Buses, Gift Catalogue...& Tamil Music
2nd Update from Ron, volunteer at Madurai Sponsor Site (India)
Just FYI, here everyone works 6 days a week. Sunday is off. So my second week started off with a visit to a big dam on the Vaigai River on January 25th.
Nesprus, Chalice Accountant, offered to take me to this site and I was told it would take 45 minutes to get there. Great! So off we go catching the bus at about 10.00 in front of the hospital. We then change buses twice and 2 and half hours later we are at the Dam. So, I reminded Nesprus about the 45 minutes and then he tells me that every time he went to this Dam, he traveled by 2 wheelers (motor cycle or scooter).
It had been a long time (at least 40 years) since I traveled on an over-crowded (Asian standard) bus. Totally cramped up, standing all the way, holding on with both hands and swinging. Children crying; women swearing at the men, body odor that I can't start to describe. Felt sorry for the short people standing at armpit height. After about 1 1/2 hours I get a seat but a bent- over old women appears, so I give her my seat and I am sure everyone thought I was nuts, including Nesprus. We start moving towards the door about 5 minutes before we reach our stop, only to change buses.

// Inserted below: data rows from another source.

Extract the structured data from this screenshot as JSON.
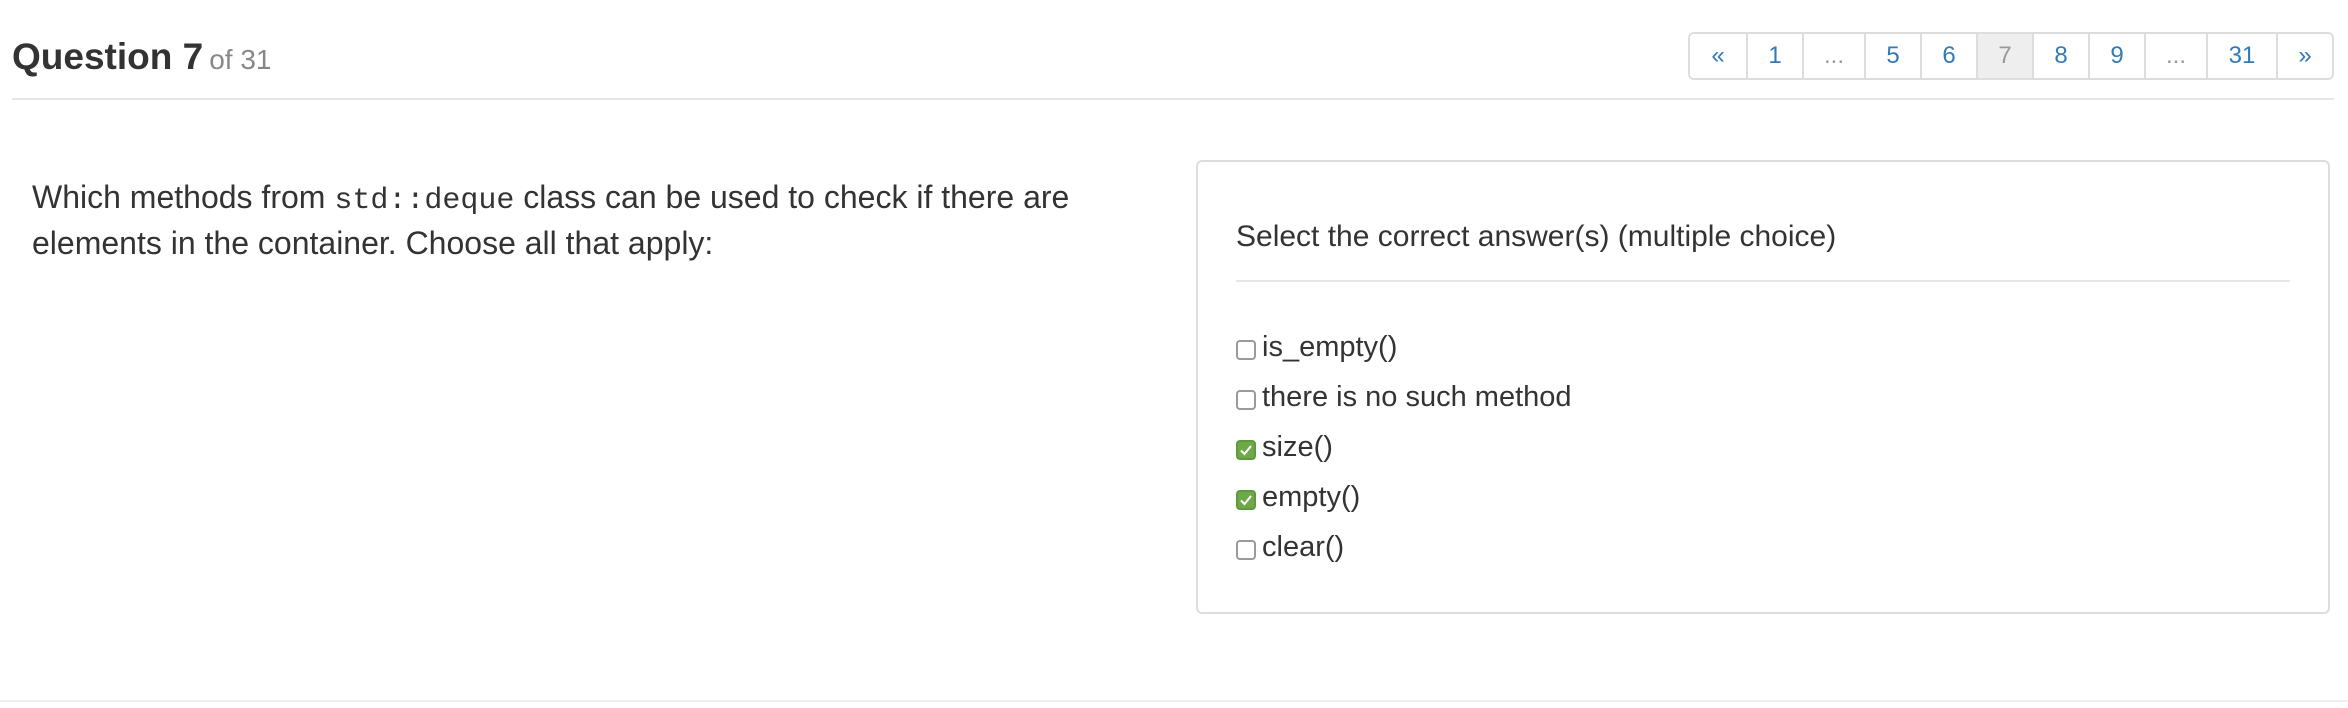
{
  "header": {
    "title": "Question 7",
    "subtitle": "of 31"
  },
  "pagination": [
    {
      "label": "«"
    },
    {
      "label": "1"
    },
    {
      "label": "..."
    },
    {
      "label": "5"
    },
    {
      "label": "6"
    },
    {
      "label": "7",
      "active": true
    },
    {
      "label": "8"
    },
    {
      "label": "9"
    },
    {
      "label": "..."
    },
    {
      "label": "31"
    },
    {
      "label": "»"
    }
  ],
  "question": {
    "text_before": "Which methods from ",
    "code": "std::deque",
    "text_after": " class can be used to check if there are elements in the container. Choose all that apply:"
  },
  "answer_panel": {
    "heading": "Select the correct answer(s) (multiple choice)",
    "options": [
      {
        "label": "is_empty()",
        "checked": false
      },
      {
        "label": "there is no such method",
        "checked": false
      },
      {
        "label": "size()",
        "checked": true
      },
      {
        "label": "empty()",
        "checked": true
      },
      {
        "label": "clear()",
        "checked": false
      }
    ]
  },
  "colors": {
    "link": "#337ab7",
    "checked": "#6fa84a",
    "muted": "#888888"
  }
}
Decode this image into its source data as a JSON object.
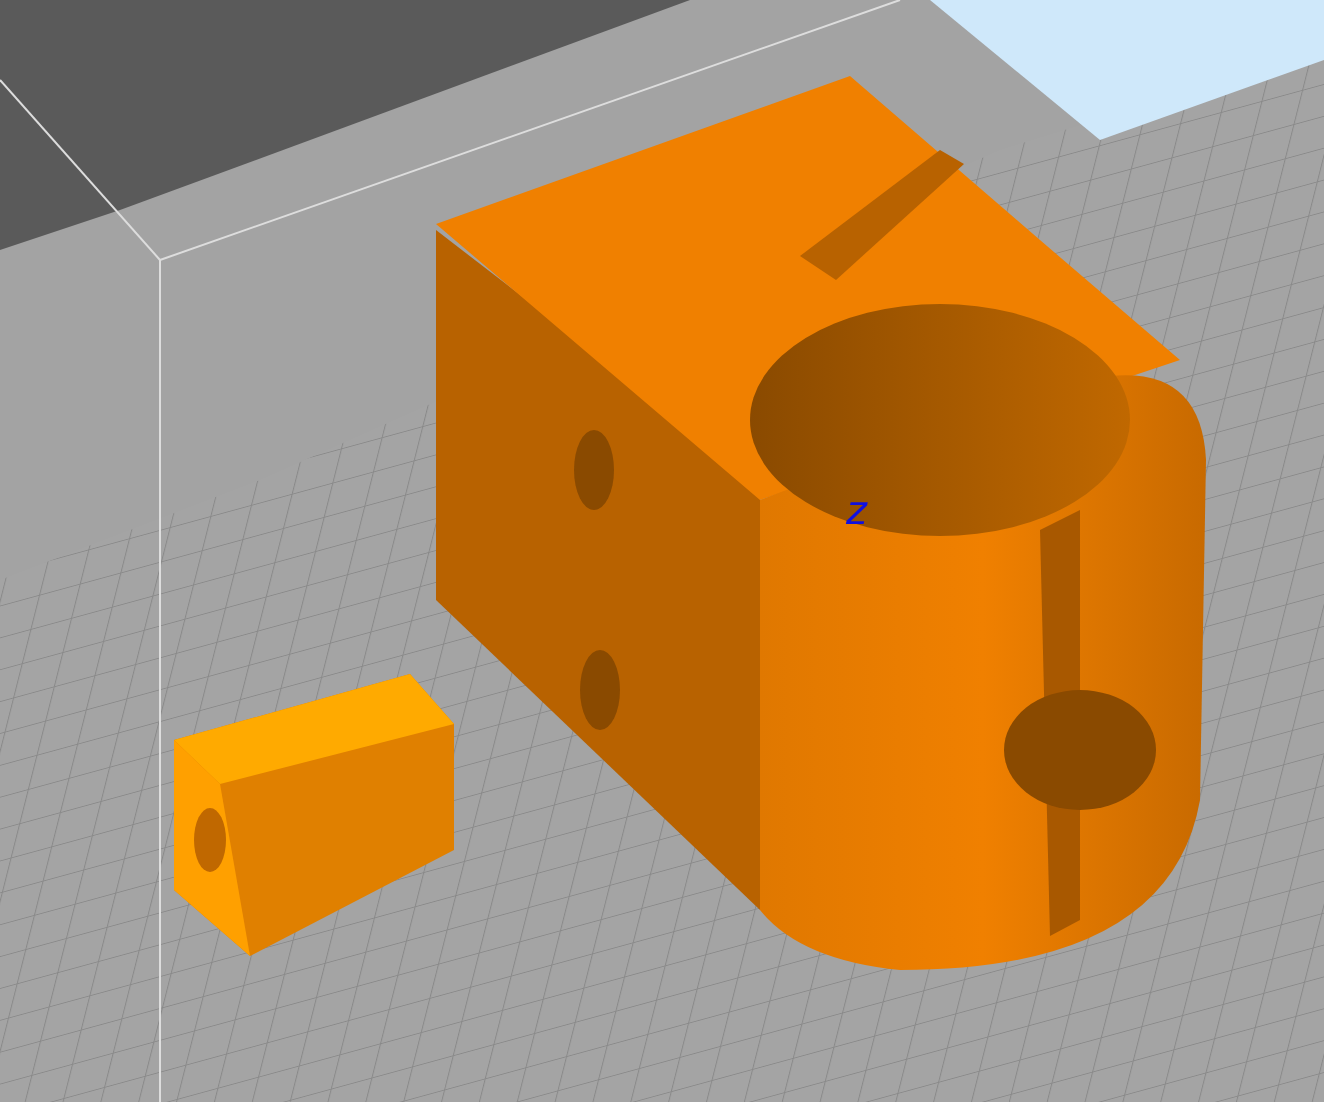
{
  "viewport": {
    "axis_label": "z"
  }
}
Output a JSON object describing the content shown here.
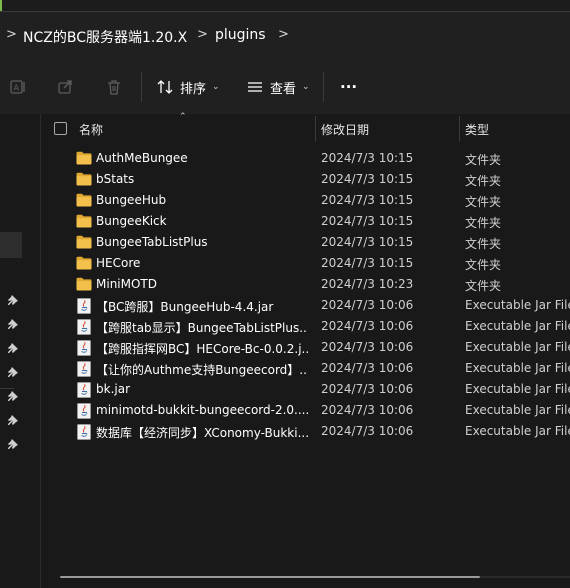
{
  "breadcrumb": {
    "items": [
      "NCZ的BC服务器端1.20.X",
      "plugins"
    ],
    "separator": ">"
  },
  "toolbar": {
    "sort_label": "排序",
    "view_label": "查看",
    "more_label": "···",
    "icons": [
      "rename-icon",
      "share-icon",
      "delete-icon"
    ]
  },
  "columns": {
    "name": "名称",
    "modified": "修改日期",
    "type": "类型"
  },
  "files": [
    {
      "name": "AuthMeBungee",
      "date": "2024/7/3 10:15",
      "type": "文件夹",
      "kind": "folder"
    },
    {
      "name": "bStats",
      "date": "2024/7/3 10:15",
      "type": "文件夹",
      "kind": "folder"
    },
    {
      "name": "BungeeHub",
      "date": "2024/7/3 10:15",
      "type": "文件夹",
      "kind": "folder"
    },
    {
      "name": "BungeeKick",
      "date": "2024/7/3 10:15",
      "type": "文件夹",
      "kind": "folder"
    },
    {
      "name": "BungeeTabListPlus",
      "date": "2024/7/3 10:15",
      "type": "文件夹",
      "kind": "folder"
    },
    {
      "name": "HECore",
      "date": "2024/7/3 10:15",
      "type": "文件夹",
      "kind": "folder"
    },
    {
      "name": "MiniMOTD",
      "date": "2024/7/3 10:23",
      "type": "文件夹",
      "kind": "folder"
    },
    {
      "name": "【BC跨服】BungeeHub-4.4.jar",
      "date": "2024/7/3 10:06",
      "type": "Executable Jar File",
      "kind": "jar"
    },
    {
      "name": "【跨服tab显示】BungeeTabListPlus...",
      "date": "2024/7/3 10:06",
      "type": "Executable Jar File",
      "kind": "jar"
    },
    {
      "name": "【跨服指挥网BC】HECore-Bc-0.0.2.j...",
      "date": "2024/7/3 10:06",
      "type": "Executable Jar File",
      "kind": "jar"
    },
    {
      "name": "【让你的Authme支持Bungeecord】...",
      "date": "2024/7/3 10:06",
      "type": "Executable Jar File",
      "kind": "jar"
    },
    {
      "name": "bk.jar",
      "date": "2024/7/3 10:06",
      "type": "Executable Jar File",
      "kind": "jar"
    },
    {
      "name": "minimotd-bukkit-bungeecord-2.0....",
      "date": "2024/7/3 10:06",
      "type": "Executable Jar File",
      "kind": "jar"
    },
    {
      "name": "数据库【经济同步】XConomy-Bukki...",
      "date": "2024/7/3 10:06",
      "type": "Executable Jar File",
      "kind": "jar"
    }
  ],
  "colors": {
    "folder": "#f3c14b",
    "folder_dark": "#e0a830",
    "background": "#191919",
    "toolbar": "#202020"
  }
}
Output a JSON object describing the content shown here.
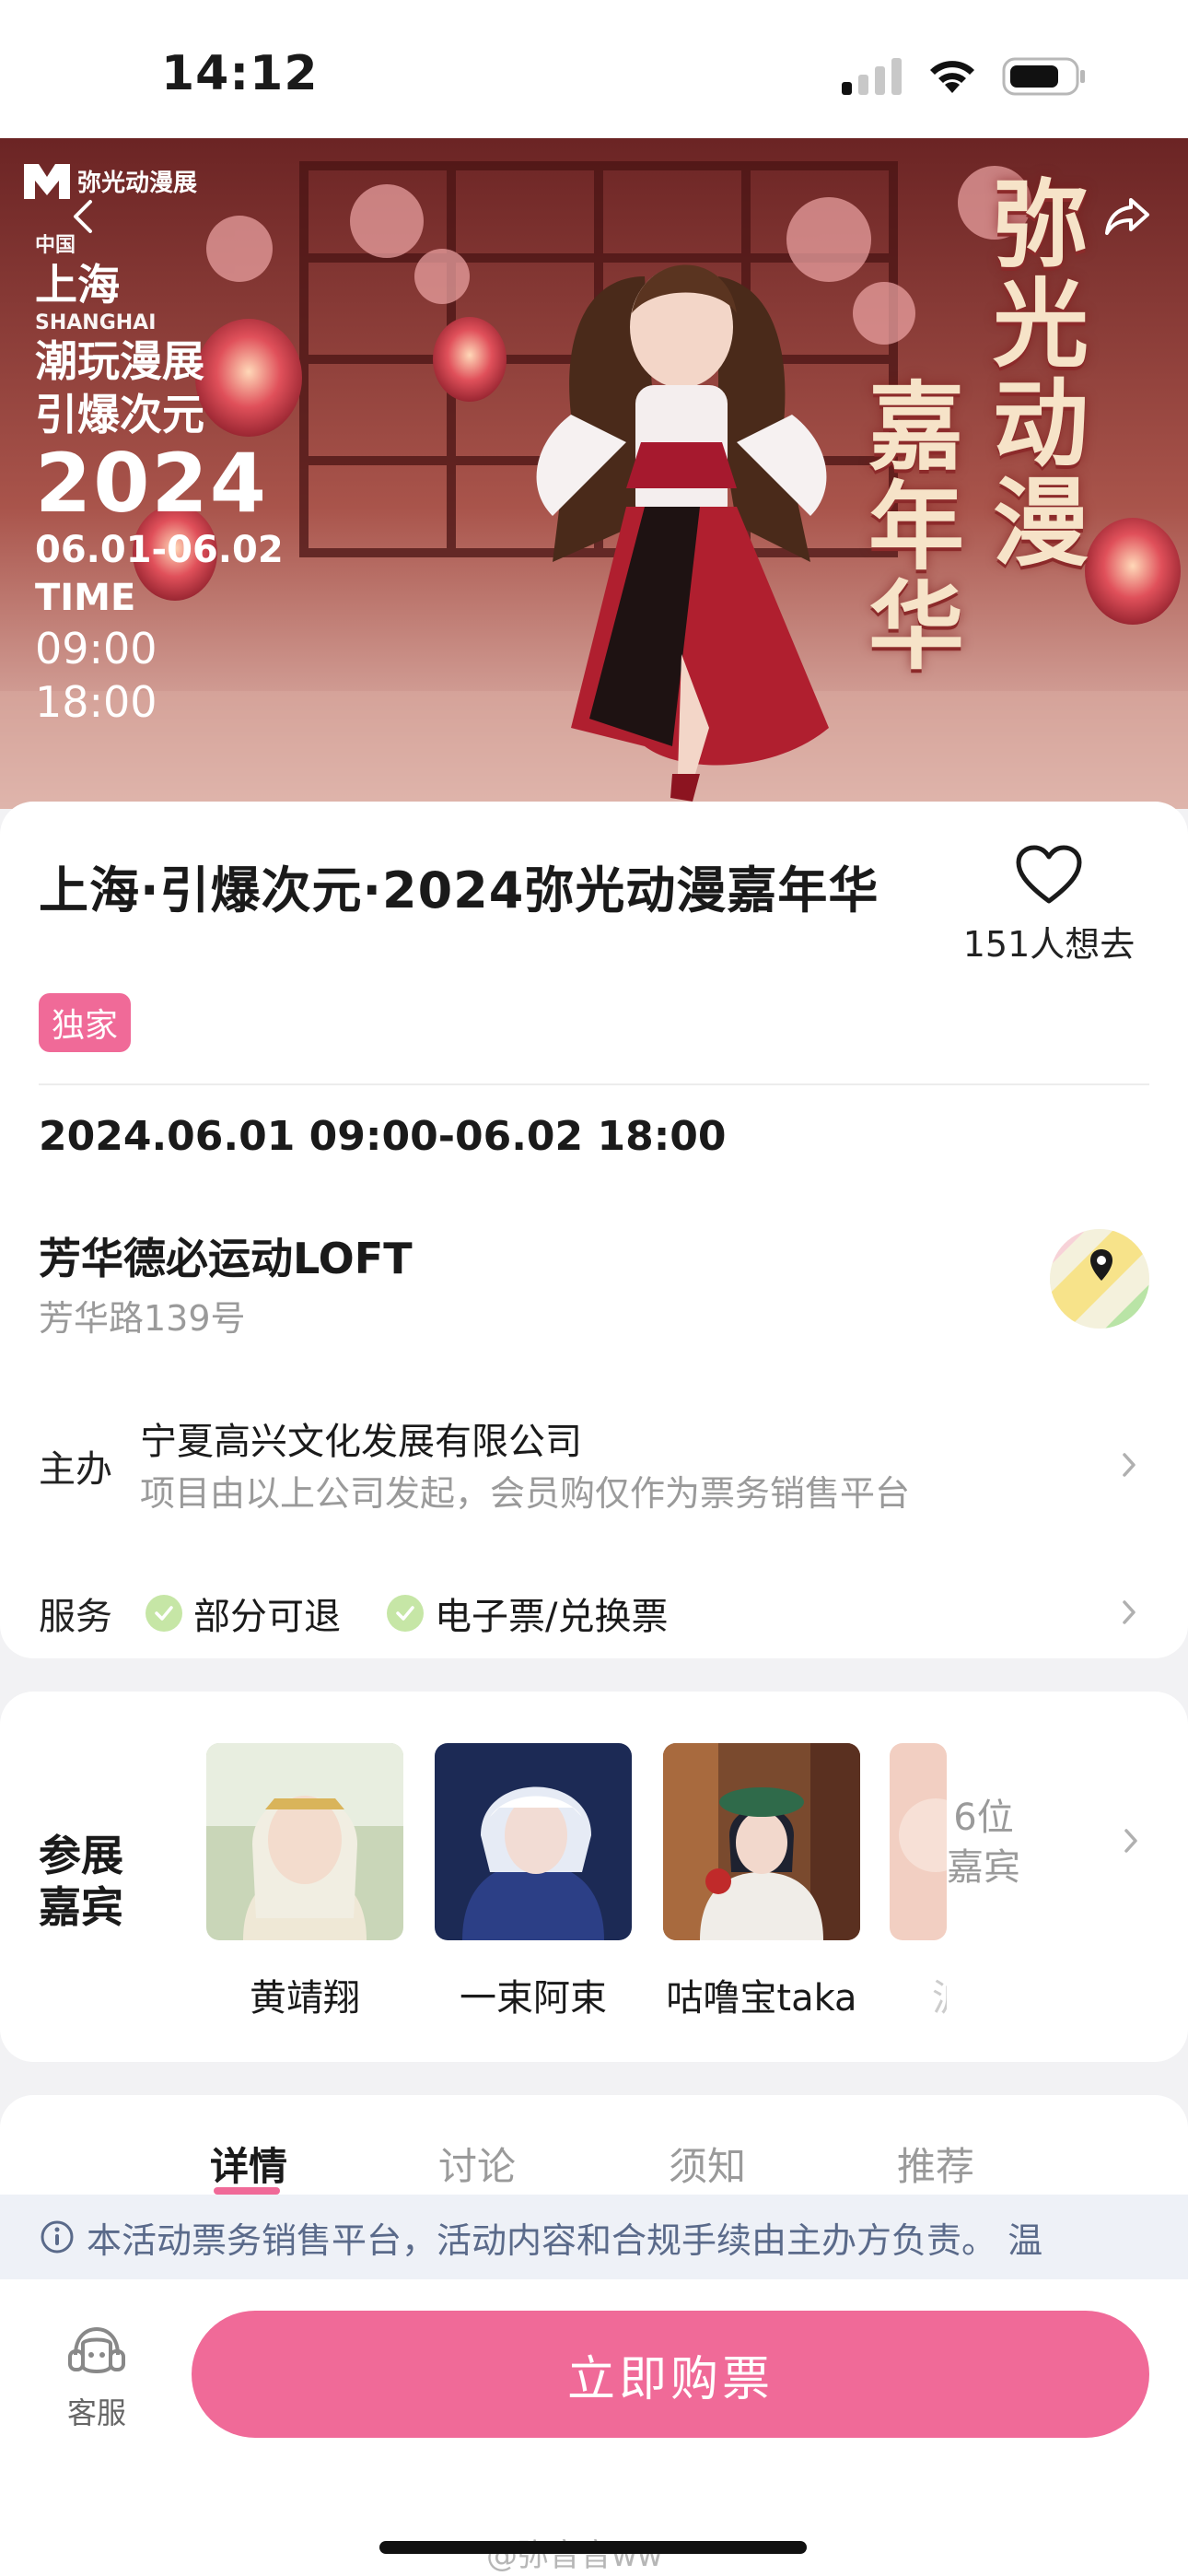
{
  "status_bar": {
    "time": "14:12"
  },
  "hero": {
    "brand": "弥光动漫展",
    "country": "中国",
    "city": "上海",
    "city_en": "SHANGHAI",
    "line1": "潮玩漫展",
    "line2": "引爆次元",
    "year": "2024",
    "dates": "06.01-06.02",
    "time_label": "TIME",
    "time_start": "09:00",
    "time_end": "18:00",
    "vertical_right": "弥光动漫",
    "vertical_left": "嘉年华"
  },
  "event": {
    "title": "上海·引爆次元·2024弥光动漫嘉年华",
    "want_count": "151人想去",
    "badge": "独家",
    "datetime": "2024.06.01 09:00-06.02 18:00",
    "venue_name": "芳华德必运动LOFT",
    "venue_address": "芳华路139号",
    "organizer_label": "主办",
    "organizer_name": "宁夏高兴文化发展有限公司",
    "organizer_note": "项目由以上公司发起，会员购仅作为票务销售平台",
    "service_label": "服务",
    "services": [
      "部分可退",
      "电子票/兑换票"
    ]
  },
  "guests": {
    "title": "参展嘉宾",
    "list": [
      {
        "name": "黄靖翔"
      },
      {
        "name": "一束阿束"
      },
      {
        "name": "咕噜宝taka"
      },
      {
        "name": "沪"
      }
    ],
    "more_count": "6位",
    "more_label": "嘉宾"
  },
  "tabs": [
    "详情",
    "讨论",
    "须知",
    "推荐"
  ],
  "notice": "本活动票务销售平台，活动内容和合规手续由主办方负责。 温",
  "bottom": {
    "service_label": "客服",
    "buy_label": "立即购票"
  },
  "watermark": "@弥音音ww",
  "colors": {
    "accent": "#f06a98",
    "check": "#c6e6a6"
  }
}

The Dam is really big and the lake is just beautiful. It supplies drinking water to the greater Madurai area and also water for irrigation. The negative is that what was once a beautiful wide river flowing through the city of Madurai is now cesspools of stagnant, dirty water breeding mosquitoes and slums. When the dam was originally built about 60 years ago it must have been a gorgeous picnic destination with a huge park, beautiful gardens, a cascading water fountain. The operative words "must have been" because one can only imagine what once was. Saw some people fishing outside the dam gates; so I will be back there one day with my rod & real but by a two-wheeler. No buses next time, not even to go fishing.
On Feb 1st we (Chalice Staff & I) visited Karasilpatti (patti =village) where we have a sub-site run under the supervision of the nuns. They run a boarding centre for children, most of whom are orphans and sponsored by Chalice donors. Of the 80 residents, only 12 are Catholic and the rest are Hindu. 26 are tribal from the Western Ghat Hills. This village is mostly catholic and the parish has been in existence for a long time but the boarding house was only started in the mid 90s.
I was told that this site was holding a food festival and a visiting doctor was going to talk to the parents of these children about "Nutritious Eating Habits" and all the families were going to have, we call a pot-luck, meal together. We did have the pot-luck meal of about 50 different dishes, great food; and the doctor did talk for 20 minutes; but this set-up was also used to stage a huge welcome for me. It did feel good to be fussed over. One of the sisters then had us driven to a small man-made lake for fishing. Unfortunately, we did not get to this lake till about 1.00 pm and it was really hot, mid 30s. We fished for a while but did not catch any fish. The fish smartly moved into deeper waters where it is cooler.
This site had just completed a project where they had given each of the sponsored children's families 200 cows and 20 female goats. The families were allowed to choose a cow or 3 goats. The expectation is that the family will then have fresh milk for the family and also some to sell. Also the calves and kids can then be sold or kept. Just giving them a new source of income and better nutrition.
We, as sponsors, just donate the money monthly (which is very important) but these nuns and their Chalice staff do all the heavy lifting to make a difference in these families' & children's lives. The success stories are so up-lifting. One child at a time; one family at a time.
I never expected that I would ever like power failures but I do now. I have gotten used to saving my data every 5 minutes. So, when the power fails the hospital generator kicks in about 2 minutes but the surrounding area is out of power and all the loud Tamil music from across the street is silent. They play this loud thumping, heavy drum music from about 5.00 am to about mid-night every day.
I have been eating some nice (straight from the tree) fresh fruits.